Cultural History of Property
Project by Prof. Dr. Julia Angster
This research project is studying the emergence and impact of the idea of private property in 19th century Britain. The notion of private property, especially of individual freehold tenure, began to replace communal forms of property at about 1800. It is a core concept of modern economic, legal and political order. Private property as a legal concept is a form of symbolic meaning, linking the individual with society as a whole, defining relations between things, people and institutions, and translating perceptions of common weal and private interest into legal settings. In 19th century Europe, this legal concept played a crucial part in the emergence of the modern nation state and its modes of governance.
Sub-Project: Almuth Ebke, "Britishness - Concepts of Nation and Society in Britain, 1960s - 2000s"
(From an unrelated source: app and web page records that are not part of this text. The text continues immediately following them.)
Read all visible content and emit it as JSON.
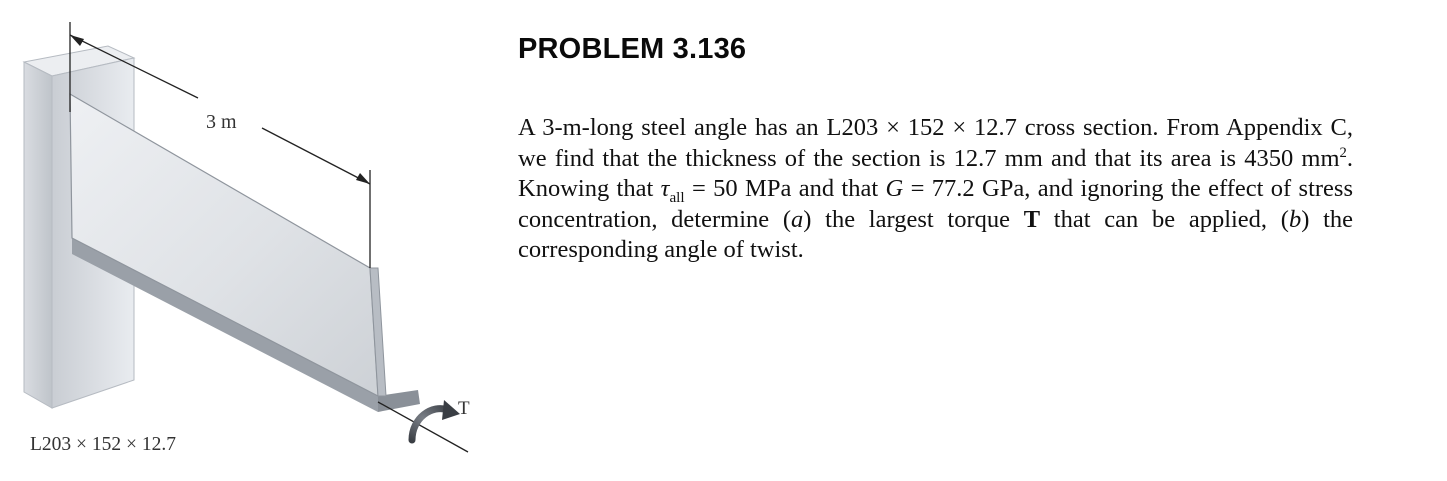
{
  "figure": {
    "length_label": "3 m",
    "torque_label": "T",
    "section_label": "L203 × 152 × 12.7"
  },
  "problem": {
    "title": "PROBLEM 3.136",
    "p1": "A 3-m-long steel angle has an ",
    "section": "L203 × 152 × 12.7",
    "p2": " cross section. From Appendix C, we find that the thickness of the section is 12.7 mm and that its area is 4350 mm",
    "area_exp": "2",
    "p3": ". Knowing that ",
    "tau_symbol": "τ",
    "tau_sub": "all",
    "tau_value": " = 50 MPa",
    "p4": " and that ",
    "g_symbol": "G",
    "g_value": " = 77.2 GPa,",
    "p5": " and ignoring the effect of stress concentration, determine (",
    "part_a": "a",
    "p6": ") the largest torque ",
    "torque": "T",
    "p7": " that can be applied, (",
    "part_b": "b",
    "p8": ") the corresponding angle of twist."
  }
}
This PhD project analyses how images of British society were negotiated in the public sphere, in politics and amongst academic circles from the late 1960s to the early 2000s. While taking the historiographical and political debates about Britishness of the 1990s and 2000s as a starting point, the focus of analysis will be the debates from the 1960s onwards in which models of British society were specifically adressed. The thesis rests upon the premise that developments as diverse as Scottish and Welsh nationalism, postcolonial migration and changes in the structure of employment and industry undermined the then dominant models of society: while they had been predominantly based on categories of class, the 1980s witnessed the rise of the concept of 'identity'. The Britishness-debate of the 1990s and 2000s may thus be understood as the culmination point of a thirty-year long process in which the dominant self-image of Britain was challenged and negotiated.